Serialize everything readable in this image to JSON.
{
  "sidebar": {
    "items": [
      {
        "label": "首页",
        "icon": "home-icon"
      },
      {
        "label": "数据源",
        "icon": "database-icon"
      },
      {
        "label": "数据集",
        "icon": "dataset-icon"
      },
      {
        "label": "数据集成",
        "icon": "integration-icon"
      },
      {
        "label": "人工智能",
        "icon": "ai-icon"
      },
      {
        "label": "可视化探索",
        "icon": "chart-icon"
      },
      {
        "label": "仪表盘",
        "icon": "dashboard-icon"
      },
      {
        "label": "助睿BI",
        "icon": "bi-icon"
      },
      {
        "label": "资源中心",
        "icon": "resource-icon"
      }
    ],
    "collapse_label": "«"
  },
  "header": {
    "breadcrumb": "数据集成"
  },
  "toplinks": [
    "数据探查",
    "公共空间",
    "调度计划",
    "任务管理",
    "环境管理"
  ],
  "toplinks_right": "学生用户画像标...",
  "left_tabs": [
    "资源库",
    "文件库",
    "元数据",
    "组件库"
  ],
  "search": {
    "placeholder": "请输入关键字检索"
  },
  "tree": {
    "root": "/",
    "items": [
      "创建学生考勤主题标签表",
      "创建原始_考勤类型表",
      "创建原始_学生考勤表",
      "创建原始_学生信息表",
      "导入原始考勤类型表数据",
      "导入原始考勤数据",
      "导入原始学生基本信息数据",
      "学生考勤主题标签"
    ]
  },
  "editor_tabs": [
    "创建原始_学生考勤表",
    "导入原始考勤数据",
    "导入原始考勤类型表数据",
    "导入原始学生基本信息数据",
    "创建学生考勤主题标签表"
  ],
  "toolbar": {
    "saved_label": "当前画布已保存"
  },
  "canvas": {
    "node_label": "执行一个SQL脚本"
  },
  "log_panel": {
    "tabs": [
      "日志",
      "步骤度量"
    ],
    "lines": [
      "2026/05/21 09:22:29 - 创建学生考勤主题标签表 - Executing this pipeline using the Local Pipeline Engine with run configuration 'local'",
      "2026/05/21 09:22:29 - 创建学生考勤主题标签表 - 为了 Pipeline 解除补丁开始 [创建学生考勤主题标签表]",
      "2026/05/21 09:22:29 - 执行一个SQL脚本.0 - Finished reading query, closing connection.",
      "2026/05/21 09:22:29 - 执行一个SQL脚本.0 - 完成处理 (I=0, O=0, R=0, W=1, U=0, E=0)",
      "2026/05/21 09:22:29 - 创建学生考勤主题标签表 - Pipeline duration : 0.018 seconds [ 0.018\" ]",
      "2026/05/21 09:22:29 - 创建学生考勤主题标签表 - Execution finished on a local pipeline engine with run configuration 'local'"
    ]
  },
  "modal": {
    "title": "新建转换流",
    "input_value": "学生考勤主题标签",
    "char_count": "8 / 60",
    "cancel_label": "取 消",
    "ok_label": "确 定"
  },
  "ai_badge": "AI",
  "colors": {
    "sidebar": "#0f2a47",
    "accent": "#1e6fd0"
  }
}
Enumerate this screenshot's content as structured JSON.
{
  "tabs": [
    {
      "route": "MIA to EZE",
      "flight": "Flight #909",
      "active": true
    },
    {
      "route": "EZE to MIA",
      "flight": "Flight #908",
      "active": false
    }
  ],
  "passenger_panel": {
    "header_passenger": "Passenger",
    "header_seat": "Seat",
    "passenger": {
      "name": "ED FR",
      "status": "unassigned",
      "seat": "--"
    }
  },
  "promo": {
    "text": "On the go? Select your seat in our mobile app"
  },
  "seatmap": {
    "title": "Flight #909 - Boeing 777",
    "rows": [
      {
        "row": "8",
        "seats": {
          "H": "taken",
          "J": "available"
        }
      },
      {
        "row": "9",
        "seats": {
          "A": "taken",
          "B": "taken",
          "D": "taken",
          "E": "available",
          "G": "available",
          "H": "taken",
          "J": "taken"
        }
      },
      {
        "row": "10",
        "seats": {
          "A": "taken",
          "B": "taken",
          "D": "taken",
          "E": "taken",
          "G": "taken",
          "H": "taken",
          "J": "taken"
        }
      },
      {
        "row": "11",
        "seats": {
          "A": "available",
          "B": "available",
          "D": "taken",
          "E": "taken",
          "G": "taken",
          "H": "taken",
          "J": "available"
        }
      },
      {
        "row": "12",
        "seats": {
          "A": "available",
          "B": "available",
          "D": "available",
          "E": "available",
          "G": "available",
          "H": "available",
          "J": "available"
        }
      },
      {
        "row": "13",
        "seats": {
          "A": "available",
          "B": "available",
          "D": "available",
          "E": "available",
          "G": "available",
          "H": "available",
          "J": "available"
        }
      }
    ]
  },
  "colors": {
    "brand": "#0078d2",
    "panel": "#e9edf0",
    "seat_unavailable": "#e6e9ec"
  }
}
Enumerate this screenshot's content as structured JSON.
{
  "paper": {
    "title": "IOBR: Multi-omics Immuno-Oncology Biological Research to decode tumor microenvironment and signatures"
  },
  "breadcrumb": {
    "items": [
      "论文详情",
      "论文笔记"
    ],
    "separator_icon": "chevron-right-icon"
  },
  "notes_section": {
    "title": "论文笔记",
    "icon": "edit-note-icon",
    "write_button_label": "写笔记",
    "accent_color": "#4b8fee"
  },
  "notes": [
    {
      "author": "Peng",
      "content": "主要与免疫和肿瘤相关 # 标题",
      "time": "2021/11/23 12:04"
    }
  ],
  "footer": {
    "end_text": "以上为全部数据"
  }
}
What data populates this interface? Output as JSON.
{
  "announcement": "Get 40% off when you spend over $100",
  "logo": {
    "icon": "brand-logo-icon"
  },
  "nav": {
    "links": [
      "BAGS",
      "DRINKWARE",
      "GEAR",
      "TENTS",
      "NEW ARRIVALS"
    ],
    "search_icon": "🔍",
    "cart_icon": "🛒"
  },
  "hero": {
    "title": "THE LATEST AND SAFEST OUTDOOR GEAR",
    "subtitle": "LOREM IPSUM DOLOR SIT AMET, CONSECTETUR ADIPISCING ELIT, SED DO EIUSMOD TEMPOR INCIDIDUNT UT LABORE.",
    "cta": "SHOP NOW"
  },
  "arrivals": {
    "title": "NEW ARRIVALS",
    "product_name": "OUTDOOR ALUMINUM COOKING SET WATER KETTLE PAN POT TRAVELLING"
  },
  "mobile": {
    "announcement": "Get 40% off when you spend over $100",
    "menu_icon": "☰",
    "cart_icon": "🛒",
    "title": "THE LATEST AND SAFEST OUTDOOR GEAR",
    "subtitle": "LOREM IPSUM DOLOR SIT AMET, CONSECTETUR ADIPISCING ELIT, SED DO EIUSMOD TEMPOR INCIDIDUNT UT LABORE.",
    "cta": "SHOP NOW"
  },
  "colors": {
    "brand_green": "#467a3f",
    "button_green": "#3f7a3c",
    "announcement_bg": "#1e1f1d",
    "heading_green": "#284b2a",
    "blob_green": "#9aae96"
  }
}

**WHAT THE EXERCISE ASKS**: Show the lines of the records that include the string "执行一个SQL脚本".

**TASK OUTPUT**:
    "node_label": "执行一个SQL脚本"
      "2026/05/21 09:22:29 - 执行一个SQL脚本.0 - Finished reading query, closing connection.",
      "2026/05/21 09:22:29 - 执行一个SQL脚本.0 - 完成处理 (I=0, O=0, R=0, W=1, U=0, E=0)",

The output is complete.